Christmas Eve: Today is born our Savior, Christ the Lord.
Christmas Day: All the ends of the earth have seen the saving power of God.

TODAY’S MASS INTENTION: St. Emeric Parishioners


December 26 Monday 9:00 AM John Táborosi, by Piri Táborosi
December 27 Tuesday 9:00 AM Dave Brooks (special intention)
December 28 Wednesday 9:00 AM Elmar Koeberer, by James Duffy
December 29 Thursday 9:00 AM Gizella Szombathelyi, by Marcsi Matavovszky
December 30 Friday 9:00 AM Benefactors of our Parish
December 31 Saturday 5:00 PM Árpád, Irén, Árpád, Jr. Szentkirályi, by the Family
January 1 Sunday 11:15 AM Barnabás Lacza, by the Family

FROM THE DESK OF FR. BONA: I wish all of you a very Blessed Christmas! May the grace and peace of God be always with you! The teaching of Christmas, the mystery of incarnation, has no counterpart in the world. God chose to join humanity to Himself in the Second Person of the Holy Trinity who in Jesus took on flesh (the Latin “in carne” means “enfleshment”). Because of this belief, God is not only Transcendent, but also wholly Immanent, Emmanuel (God-with-us). While remaining Transcendent (meaning we must rise above our present condition to reach Him), He is at the same time Immanent (meaning He is with us as we rise toward Him). Every Eucharist is like Christmas where the bread and wine are transformed into His flesh (His Body and Blood), and, in a sense, He is born anew on the altar.

It is that time of year again, when we hear all sorts of theories of how the celebration of Christmas is only a Christianized pagan festival. Even though we may hear this a lot, it is a pious legend. More specifically, there are three pagan feasts (Saturnalia, Sol Invictus [the Unconquered Sun], and Mithras) that fall close to December 25. Their supposed connection to Christmas is entirely based on the proximity of these festivals to December 25. If the suggestion were correct, one would expect to find at least a single reference by early Christians to support it. Instead, we find scores of quotations from Church Fathers indicating a desire to distance themselves from pagan religions.
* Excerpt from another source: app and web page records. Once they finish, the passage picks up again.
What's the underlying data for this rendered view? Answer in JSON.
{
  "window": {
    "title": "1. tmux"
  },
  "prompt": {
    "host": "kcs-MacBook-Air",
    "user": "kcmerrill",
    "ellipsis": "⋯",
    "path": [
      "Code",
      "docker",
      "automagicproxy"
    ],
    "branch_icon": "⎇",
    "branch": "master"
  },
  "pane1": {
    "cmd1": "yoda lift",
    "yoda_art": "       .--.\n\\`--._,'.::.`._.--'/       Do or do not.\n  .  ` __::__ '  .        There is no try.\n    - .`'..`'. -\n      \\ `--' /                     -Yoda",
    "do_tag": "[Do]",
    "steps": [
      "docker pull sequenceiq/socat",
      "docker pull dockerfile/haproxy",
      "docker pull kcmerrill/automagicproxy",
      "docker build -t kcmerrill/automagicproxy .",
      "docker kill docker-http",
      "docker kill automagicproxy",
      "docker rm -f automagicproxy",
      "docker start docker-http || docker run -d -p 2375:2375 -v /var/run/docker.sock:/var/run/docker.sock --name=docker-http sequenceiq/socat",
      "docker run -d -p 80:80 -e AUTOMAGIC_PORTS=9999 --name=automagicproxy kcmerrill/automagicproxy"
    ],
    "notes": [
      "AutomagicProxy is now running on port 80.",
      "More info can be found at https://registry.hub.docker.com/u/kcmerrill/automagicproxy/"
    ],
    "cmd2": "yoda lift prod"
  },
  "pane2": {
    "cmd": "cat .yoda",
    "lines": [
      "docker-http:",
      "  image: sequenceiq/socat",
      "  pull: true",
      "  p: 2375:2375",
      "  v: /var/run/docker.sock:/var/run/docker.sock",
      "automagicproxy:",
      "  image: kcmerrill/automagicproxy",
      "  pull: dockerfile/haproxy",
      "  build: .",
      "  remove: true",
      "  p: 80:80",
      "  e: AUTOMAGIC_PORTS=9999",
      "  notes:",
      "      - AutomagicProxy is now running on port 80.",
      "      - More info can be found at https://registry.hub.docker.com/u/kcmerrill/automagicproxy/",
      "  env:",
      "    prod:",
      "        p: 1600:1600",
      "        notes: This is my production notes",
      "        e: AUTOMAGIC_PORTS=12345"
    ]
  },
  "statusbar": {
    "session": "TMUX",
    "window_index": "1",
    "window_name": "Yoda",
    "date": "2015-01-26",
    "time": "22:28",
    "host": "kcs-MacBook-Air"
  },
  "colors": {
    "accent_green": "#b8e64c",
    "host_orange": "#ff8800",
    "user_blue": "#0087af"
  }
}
In establishing the feast of Christmas, the decisive factor for the Christians was the connection of creation and Cross, of creation and Christ’s conception. December 25 was based on a belief that Jesus’ conception and Passion were thought to have occurred on the same day of the year. Already in the year 204, Hippolytus mentions the celebration of the birth of Christ on December 25 with the mention of connection to Jesus’ passion.

In sum, there is no evidence that there was any attempt by the Christian community to “baptize” a pagan celebration. The various pagan religions all had festivals spanning the calendar. Whatever month the early Christians might have otherwise chosen would still place Christmas near some pagan celebration, and oppositional theorists would still be making the same claims.
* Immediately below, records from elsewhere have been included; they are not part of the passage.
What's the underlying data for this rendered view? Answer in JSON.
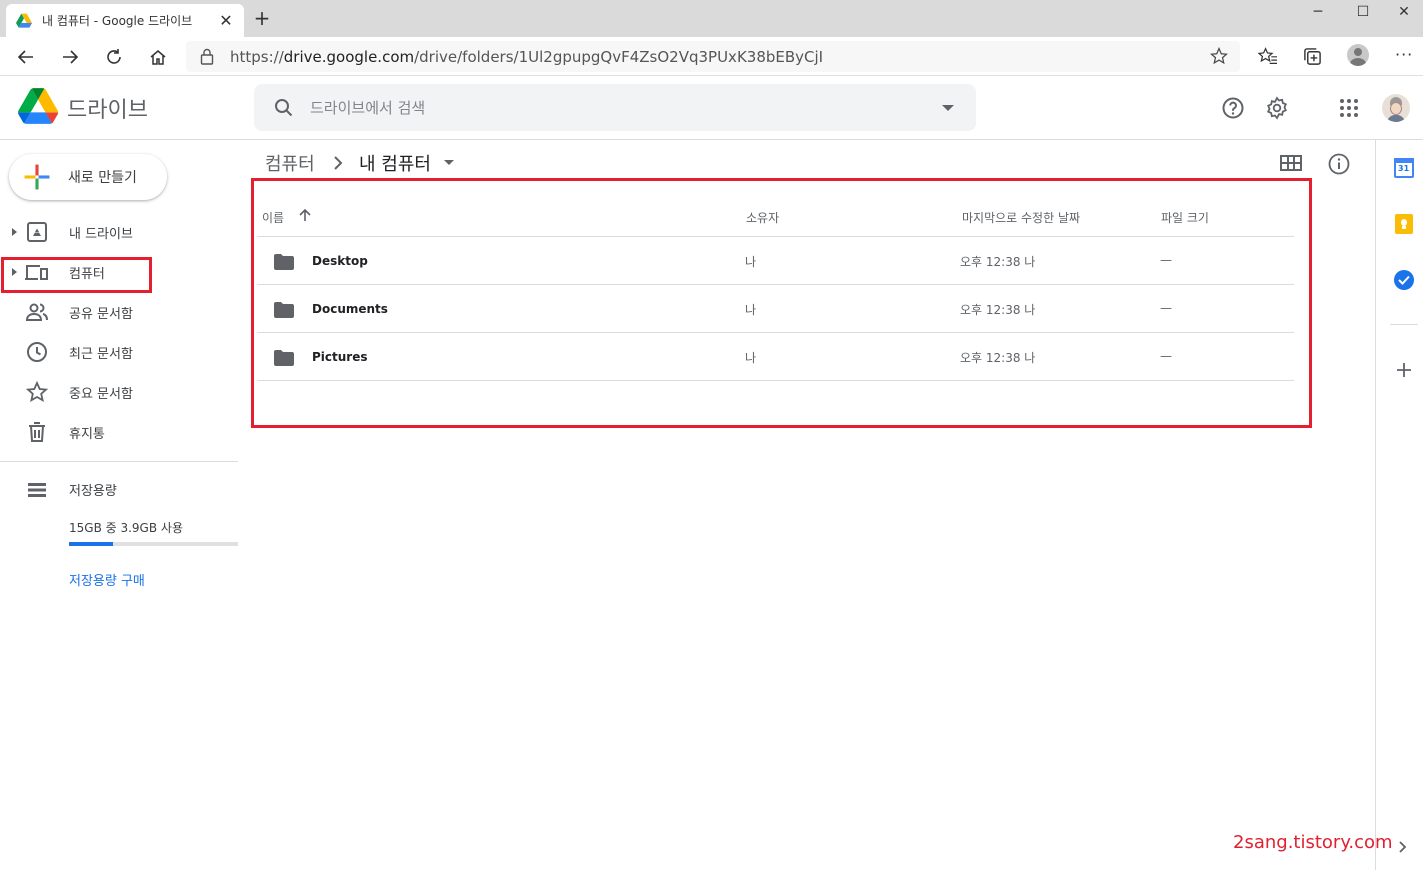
{
  "browser": {
    "tab_title": "내 컴퓨터 - Google 드라이브",
    "url_prefix": "https://",
    "url_host": "drive.google.com",
    "url_path": "/drive/folders/1Ul2gpupgQvF4ZsO2Vq3PUxK38bEByCjI"
  },
  "header": {
    "app_name": "드라이브",
    "search_placeholder": "드라이브에서 검색"
  },
  "sidebar": {
    "new_label": "새로 만들기",
    "items": [
      {
        "label": "내 드라이브",
        "icon": "my-drive-icon"
      },
      {
        "label": "컴퓨터",
        "icon": "computers-icon"
      },
      {
        "label": "공유 문서함",
        "icon": "shared-icon"
      },
      {
        "label": "최근 문서함",
        "icon": "recent-icon"
      },
      {
        "label": "중요 문서함",
        "icon": "star-icon"
      },
      {
        "label": "휴지통",
        "icon": "trash-icon"
      }
    ],
    "storage_label": "저장용량",
    "storage_used": "15GB 중 3.9GB 사용",
    "storage_fraction": 0.26,
    "buy_storage": "저장용량 구매"
  },
  "breadcrumb": {
    "parent": "컴퓨터",
    "current": "내 컴퓨터"
  },
  "table": {
    "headers": {
      "name": "이름",
      "owner": "소유자",
      "modified": "마지막으로 수정한 날짜",
      "size": "파일 크기"
    },
    "rows": [
      {
        "name": "Desktop",
        "owner": "나",
        "modified": "오후 12:38 나",
        "size": "—"
      },
      {
        "name": "Documents",
        "owner": "나",
        "modified": "오후 12:38 나",
        "size": "—"
      },
      {
        "name": "Pictures",
        "owner": "나",
        "modified": "오후 12:38 나",
        "size": "—"
      }
    ]
  },
  "side_panel": {
    "calendar_day": "31"
  },
  "watermark": "2sang.tistory.com",
  "colors": {
    "highlight": "#e2202f",
    "accent": "#1a73e8"
  }
}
PLEASE, PICK UP YOUR 2023 YEAR DONATION ENVELOPES IN THE SUNDAY OFFICE. Thank you for your generosity in supporting the parish throughout the year. If there are any address changes, please notify us.

for St. Emeric & St. Elizabeth of Hungary parishes

December 24: 5:00 PM Mass (St. Elizabeth) – Hungarian/English

December 24:  10:30 PM Christmas Carrols (St. Emeric) – Hungarian

December 24: 11:00 PM Mass (St. Emeric) – Hungarian

December 25: 9:15 AM Mass (St. Elizabeth) – Hungarian/English

December 25: 11:15AM Mass (St. Emeric) – Hungarian

December 31: 5:00 PM (St. Emeric) – English

January 1:      regular Sunday Mass schedule

LAST WEEKEND’S COLLECTION: (12/18) – Sunday Collection: $1,666; Christmas flowers: $155; In loving memory of Árpád Dobolyi: $100; air-conditioning: $1,500. May God reward your generosity in supporting the church. Thank you for sending in your donations by mail or using our website On Friday, December 30, the Mass intention is for all of our benefactors!

PLEASE PRAY FOR THE SICK, especially for Bev Kimar, Rose Dudevszky, Teréz Kalász, Lajos Boday, Julius Skerlan, Márta Takács, Zsuzsanna Hunyadi, Albert Kovács and Viola Kocskár.

PLEASE PRAY FOR THE DECEASED: Eternal rest grant unto them, O Lord; and let perpetual light shine upon them. May they rest in peace. Amen

THIS SATURDAY (Dec. 24) the 11:00 PM Mass from St. Emeric church will be livestreamed at and

This post is also available in: Hungarian

No comments yet.

Leave a Reply

This site uses Akismet to reduce spam. Learn how your comment data is processed.

Designed and Maintained by Zsolt Molnar